When Katie Pourcho, an art teacher at Danville North Elementary School, learned that she had been recognized as Indiana’s 2020 Teacher of the Year, she knew she wanted to take her students with her.
“I decided to become a traveling art gallery and use my clothes as a canvas,” Pourcho said. “I had my kids design briefcases, shoes, shirts, dresses, earrings and more. Some of the pieces were from selected students and some were from an entire class.
Much of the work was done via online learning as spring 2020 led to shelter-in-place orders and school closures due to the pandemic, but even within a school year difficult spring, Pourcho was inspired by what her students were creating.
“Even from home they would submit designs and on the days that I was super disappointed or sad not to see them, it was nice to go to my home art studio and copy my students’ designs on those clothes,” Pourcho said.
The process to become a teacher of the year is quite long.
Each school district in Indiana nominates two teachers (one elementary and one middle/high school) and those names go through a rigorous nomination process. Pourcho submitted his resume, participated in interviews and even gave a speech in front of several judges.
Those responsible for selecting the next Teacher of the Year include former Teachers of the Year, stakeholders and the Ministry of Education administration who narrow down the selection from 30 to 20 and so on.
Once a teacher is appointed, they move on to the pool at the national level.
“We are placed in a cohort of teachers every year from every state and territory,” Pourcho said. “The first time we all met was at Google HQ and they gave us lots of conversation tips and travel information in several different places. Of course it was different for us because at by then, COVID had arrived.
Despite delays and multiple cancellations, Pourcho was still able to attend space camp this summer (wearing a galaxy-inspired blazer) and even won a regional Emmy for his art-related project with WFYI. The grand finale was a trip to Washington, DC, for a White House event and gala honoring teachers.
“I chose a second-grader to be the lead designer for the dress I would wear to the White House and when we got back to school, several other kids contributed some of that design. The gala dress was created by several children who submitted designs,” Pourcho said.
She walked into the White House with a painted pair of shoes, custom-designed earrings, a custom purse, and a dress designed for children.
“At each event, I tried to represent our artists,” Pourcho said. “I met President Biden and the First Lady for a few seconds and met several senators in less than a minute, but because I wore clothes with children’s hands all over it spoke for me well. respects.”
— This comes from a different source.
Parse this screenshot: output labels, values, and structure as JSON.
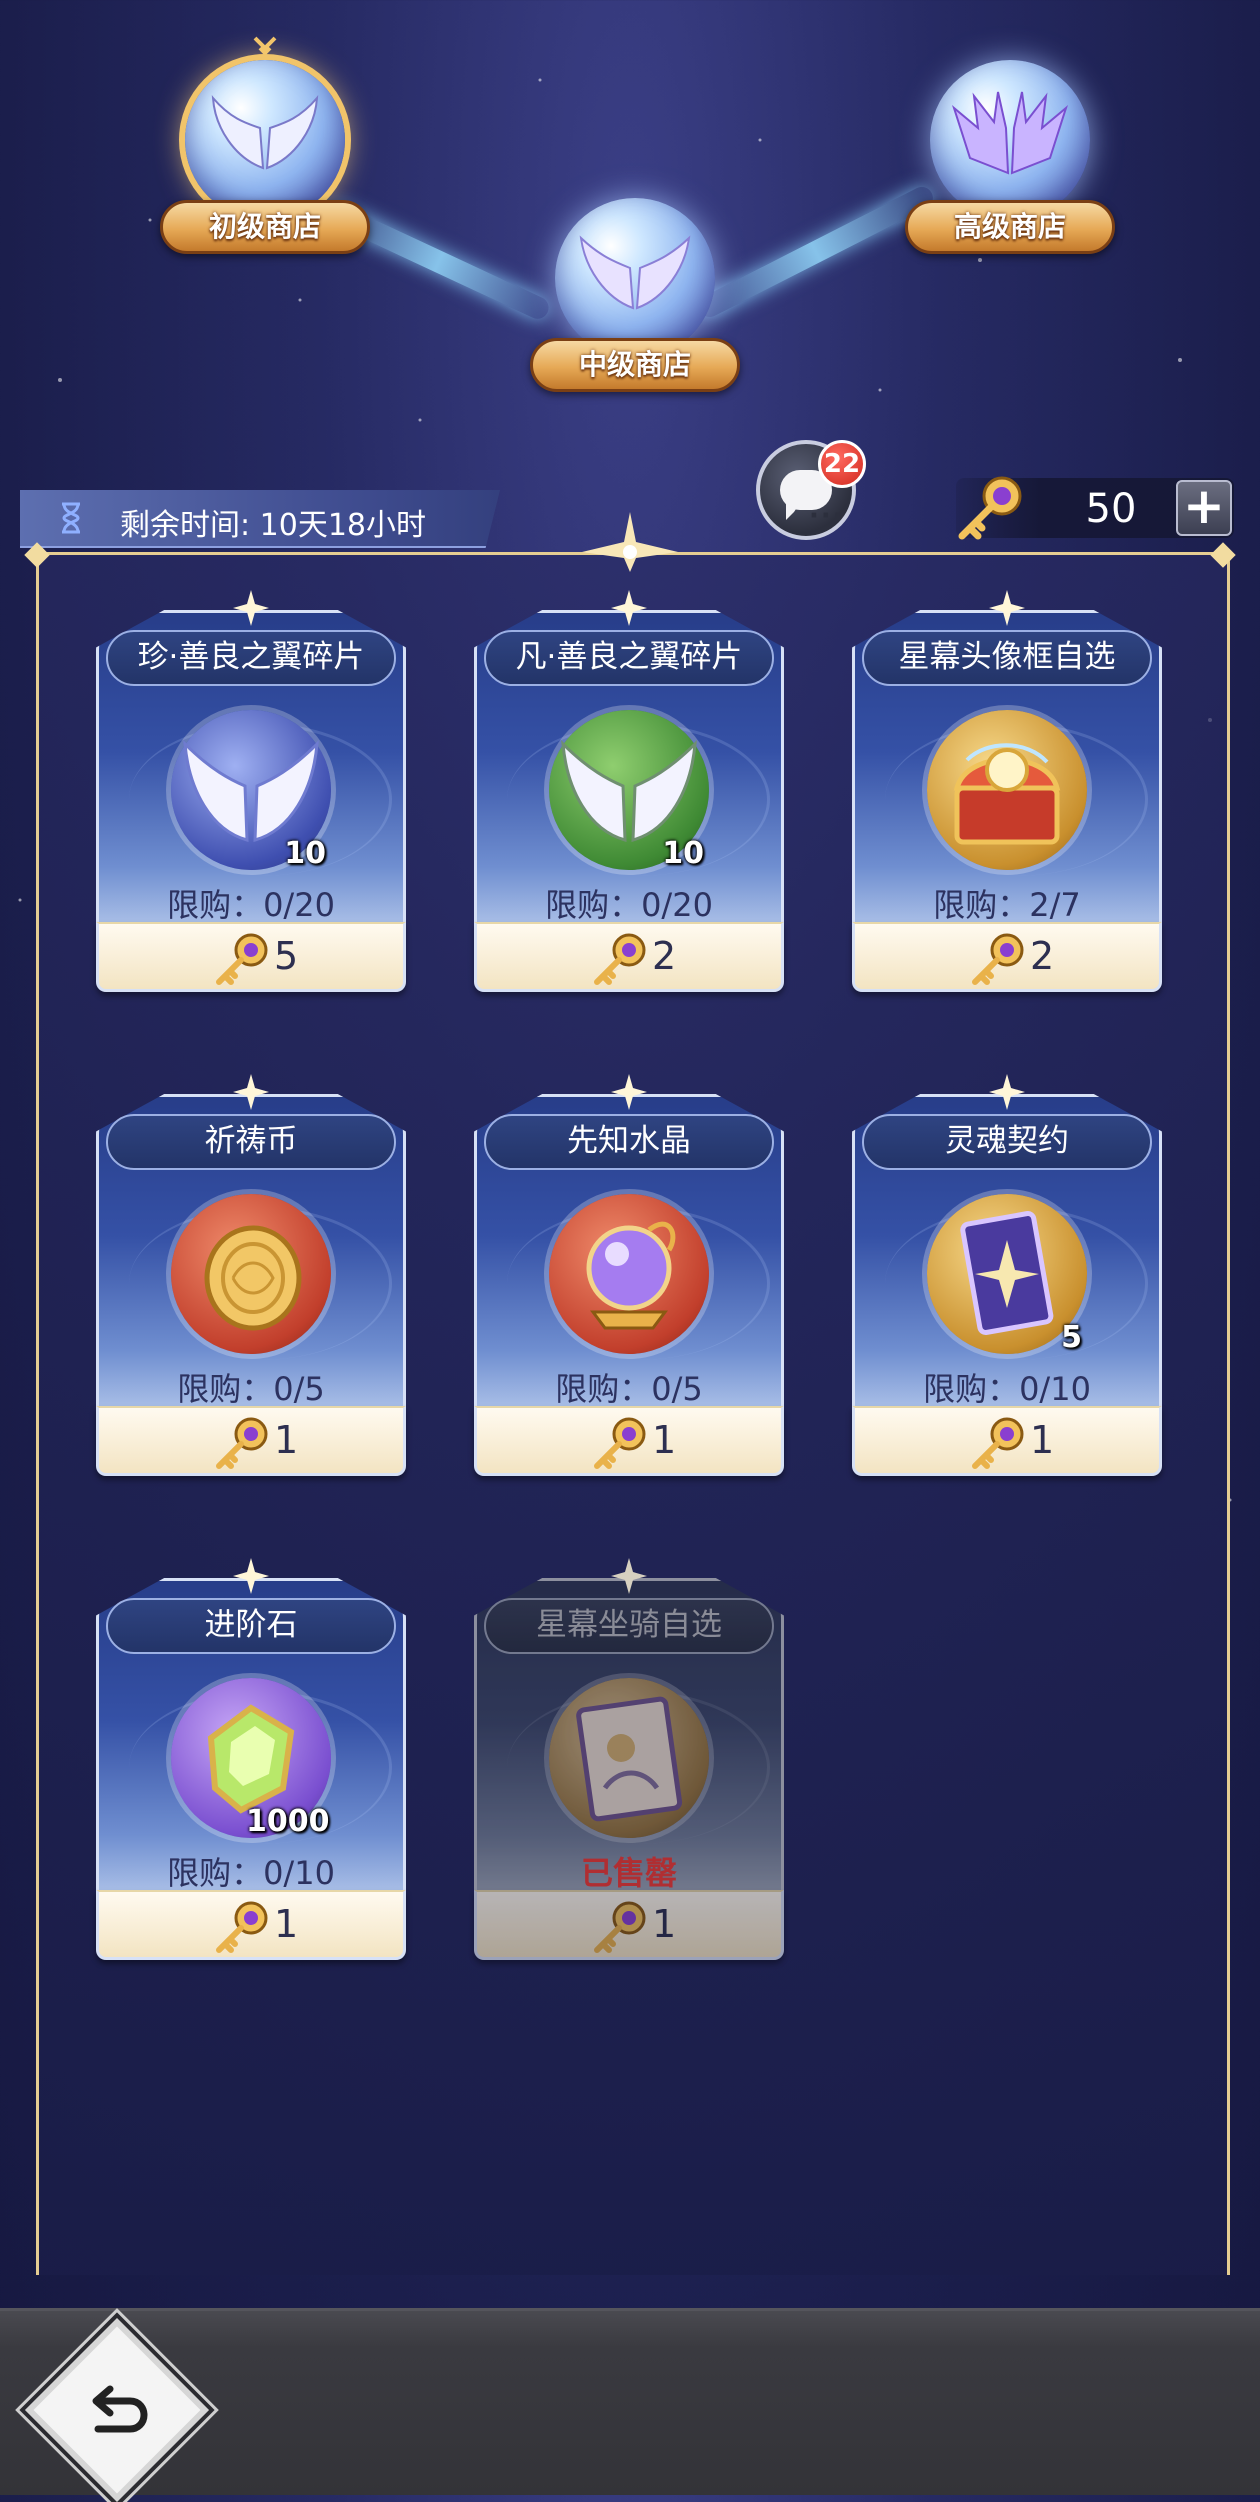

This month, the drawings are featured in an exhibit at the Indiana Statehouse.
The Indiana State Museum worked with the Indiana Arts Commission and loaned four mannequins and a pedestal for the exhibit.
Visitors will see four complete outfits and a variety of accessories.
“It’s cool to be in this space because that’s where our legislators and our lobbyists are. There is also an interactive element,” Pourcho said. “There are questions like, ‘When was the last time you were in an art room?’ and information on how fashion can speak without words.
Another piece is currently on display at the Danville Public Library, and although it is not yet official, the Indiana State Museum has inquired about one of the pieces in the museum.
Pourcho recently took 33 college students on a field trip to the Indiana Statehouse to see their work on display.
“We were able to spend time with Dr. [Katie] Jenner who really took the time to talk to the kids and ask them questions. We visited with State Representative Young, Senator Braun and State Representative Thompson,” Pourcho said. “I think the big highlight was visiting the governor’s office and we met Governor Holcomb, the first lady and the first dog, Henry, was there. They circled around the dog and the governor, and he was such a good listener and answered so many questions.
Although the 2022 Teacher of the Year has been named – Sharita Ware with Tippecanoe School Corporation – Pourcho’s journey is far from over. Former teachers are often asked to speak, sit on a panel and develop connections, but the experiences shared by Pourcho and his students will not be soon forgotten.
“I thought it was a great educational experience. He shows kids different career paths and they got to see how commissioning works and see their work come to life. It’s always been really important to me that students and the community see what little hands can create,” Pourcho said. “There is so much power in there. With so little time with such important people, fashion has the power to make a statement when words just aren’t enough. I wanted my students to be part of it. »
Visit the Indiana State Museum by the end of March to see the Pourcho exhibit.